Then his son added, "Thanks dad for showing me how poor we are."

Too many times we forget what we have and concentrate on what we don't have. What is one person's worthless object is another's prize possession. It is all based on one's perspective. It makes you wonder what would happen if we all gave thanks to God for all the bounty we have been provided by Him, instead of worrying about wanting more. Take joy in all He has given each of us, especially our friends.

Guerilla Kindness
A woman in a red car stops at a tollbooth at California's San Francisco-Oakland Bay Bridge. "I'm paying for myself and the six cars behind me," she says with a smile.

One after another, the next six drivers arrive at the booth, money in hand. "Some lady up ahead already paid your fare," says the collector. "Have a nice day."

The woman, it turned out, had read a note taped to a friend's refrigerator: Practice random kindness and senseless acts of beauty. The words leapt out at her, and she wrote them down.

Judy Foreman spotted the same phrase on a warehouse wall 120 kilometers from her home in San Francisco. When she couldn't get it out of her mind, she finally drove all the way back to copy it exactly. "I thought it was incredibly beautiful," she said, explaining why she writes it at the bottom of all her letters. "It's like a message from above."

Her husband, Frank, a teacher, enjoyed the saying so much he stuck it on the wall for his standard five class, one of whom was my daughter. A local columnist, I put it in the paper, admitting I liked it but didn't know its source or real meaning.

Two days later I heard from Anne Herbert, 40, a writer in California. She had jotted the phrase down on a restaurant place mat after mulling it over for days. "Here's the idea," she says. "If you think there should be more of something, do it - randomly. Kindness can build on itself as much as violence can."

Now the message is spreading, on bumper stickers, walls and business cards. And as it spreads, so does a vision of guerilla goodness.

A passer-by may plunk a coin into a stranger's parking meter just in time. A group of people with buckets and mops may descend on a run-down house and clean it from top to bottom while the elderly owners look on, amazed.

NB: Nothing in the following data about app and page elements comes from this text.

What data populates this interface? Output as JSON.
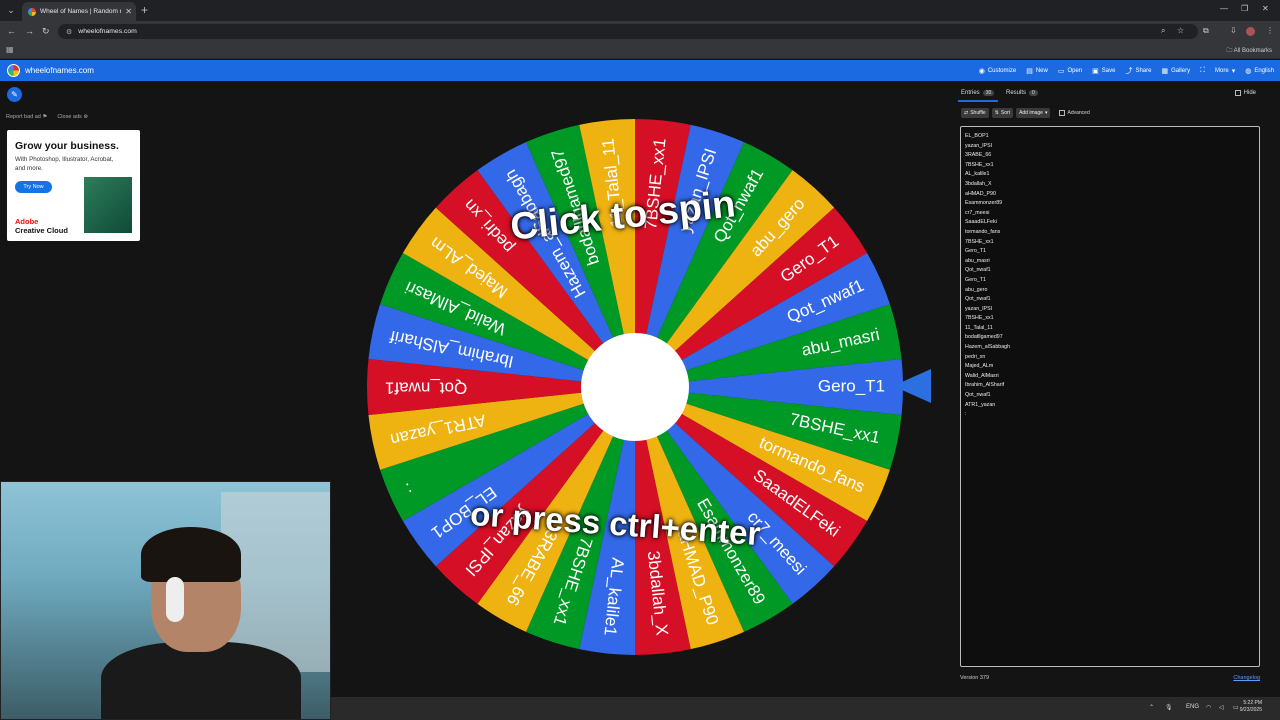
{
  "browser": {
    "tab_title": "Wheel of Names | Random nam...",
    "url": "wheelofnames.com",
    "all_bookmarks": "All Bookmarks"
  },
  "app": {
    "site_title": "wheelofnames.com",
    "menu": [
      {
        "label": "Customize",
        "icon": "palette-icon"
      },
      {
        "label": "New",
        "icon": "file-icon"
      },
      {
        "label": "Open",
        "icon": "folder-icon"
      },
      {
        "label": "Save",
        "icon": "save-icon"
      },
      {
        "label": "Share",
        "icon": "share-icon"
      },
      {
        "label": "Gallery",
        "icon": "gallery-icon"
      },
      {
        "label": "",
        "icon": "fullscreen-icon"
      },
      {
        "label": "More",
        "icon": "more-icon"
      },
      {
        "label": "English",
        "icon": "globe-icon"
      }
    ],
    "primary_color": "#1c6ae2"
  },
  "ad": {
    "report": "Report bad ad",
    "close": "Close ads",
    "headline": "Grow your business.",
    "sub": "With Photoshop, Illustrator, Acrobat, and more.",
    "cta": "Try Now",
    "brand_line1": "Adobe",
    "brand_line2": "Creative Cloud"
  },
  "wheel": {
    "prompt_top": "Click to spin",
    "prompt_bottom": "or press ctrl+enter",
    "colors": [
      "#3369e8",
      "#009925",
      "#eeb211",
      "#d50f25"
    ],
    "segments": [
      "Gero_T1",
      "7BSHE_xx1",
      "tormando_fans",
      "SaaadELFeki",
      "cr7_meesi",
      "Esammonzer89",
      "aHMAD_P90",
      "3bdallah_X",
      "AL_kalile1",
      "7BSHE_xx1",
      "3RABE_66",
      "yazan_IPSI",
      "EL_BOP1",
      ":",
      "ATR1_yazan",
      "Qot_nwaf1",
      "Ibrahim_AlSharif",
      "Walid_AlMasri",
      "Majed_ALm",
      "pedri_xn",
      "Hazem_alSabbagh",
      "bodatllgamed97",
      "11_Talal_11",
      "7BSHE_xx1",
      "yazan_IPSI",
      "Qot_nwaf1",
      "abu_gero",
      "Gero_T1",
      "Qot_nwaf1",
      "abu_masri"
    ]
  },
  "side": {
    "tab_entries": "Entries",
    "entries_count": "30",
    "tab_results": "Results",
    "results_count": "0",
    "hide": "Hide",
    "shuffle": "Shuffle",
    "sort": "Sort",
    "add_image": "Add image",
    "advanced": "Advanced",
    "entries": [
      "EL_BOP1",
      "yazan_IPSI",
      "3RABE_66",
      "7BSHE_xx1",
      "AL_kalile1",
      "3bdallah_X",
      "aHMAD_P90",
      "Esammonzer89",
      "cr7_meesi",
      "SaaadELFeki",
      "tormando_fans",
      "7BSHE_xx1",
      "Gero_T1",
      "abu_masri",
      "Qot_nwaf1",
      "Gero_T1",
      "abu_gero",
      "Qot_nwaf1",
      "yazan_IPSI",
      "7BSHE_xx1",
      "11_Talal_11",
      "bodatllgamed97",
      "Hazem_alSabbagh",
      "pedri_xn",
      "Majed_ALm",
      "Walid_AlMasri",
      "Ibrahim_AlSharif",
      "Qot_nwaf1",
      "ATR1_yazan",
      ":"
    ],
    "version": "Version 379",
    "changelog": "Changelog"
  },
  "taskbar": {
    "lang": "ENG",
    "time": "5:22 PM",
    "date": "9/23/2025"
  }
}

Senseless acts of beauty spread. A man plants daffodils along a roadway. A concerned citizen roams the streets collecting litter in a supermarket trolley. A student scrubs graffiti from a park bench. It's a positive anarchy, a gentle disorder, a sweet disturbance.

They say you can't smile without cheering yourself up. Likewise, you can't commit a random act of kindness or beauty without feeling as if your own troubles have been lightened - because the world has become a slightly better place.

And you can't be a recipient without feeling a pleasant jolt. If you were one of those commuters whose bridge fare was paid, who knows what you might have been inspired to do for someone else? Like all revolutions, guerrilla goodness begins slowly, with a single act. Let it be yours.

Never Find Fault
Never find fault with the man who limps as he struggles along the road,
Until you have worn the shoes that he wears,
and staggered beneath his load.
He may have some nails in his shoes that hurt,
hidden away from your view,
And the burden he wears upon his back,
might cause you to stumble too.

Thanks to Mrs C Russel

Cold Within
Six humans were trapped by happenstance in black and bitter cold,
Each one possessed a stick of wood,
or so the tale is told.
Their dying fire was in need of logs;
the first man held his back,
Because, on the faces around the fire,
he noticed one was black.

The next man, looking across the way,
saw one not of his church,
And couldn't bring himself to give the fire
his single stick of birch.

The third man sat in tattered clothes,
he gave his coat a hitch;
Why should his log be put to use
to warm the idle rich?

The rich man sat back and thought
of the wealth he had in store,
And how to keep what he had earned
from the lazy shiftless poor.

The black man's face bespoke revenge
as the fire passed from sight.
For all he could see in his stick of wood
was a chance to spite the white;

And the last man in this forlorn group
did naught except for gain,
Giving only to those who gave to him
was the way he played the game.

Their logs held tight in death's stiff hands
was proof of human sin;
They didn't die from the cold without
they died from the cold within.

Author Unknown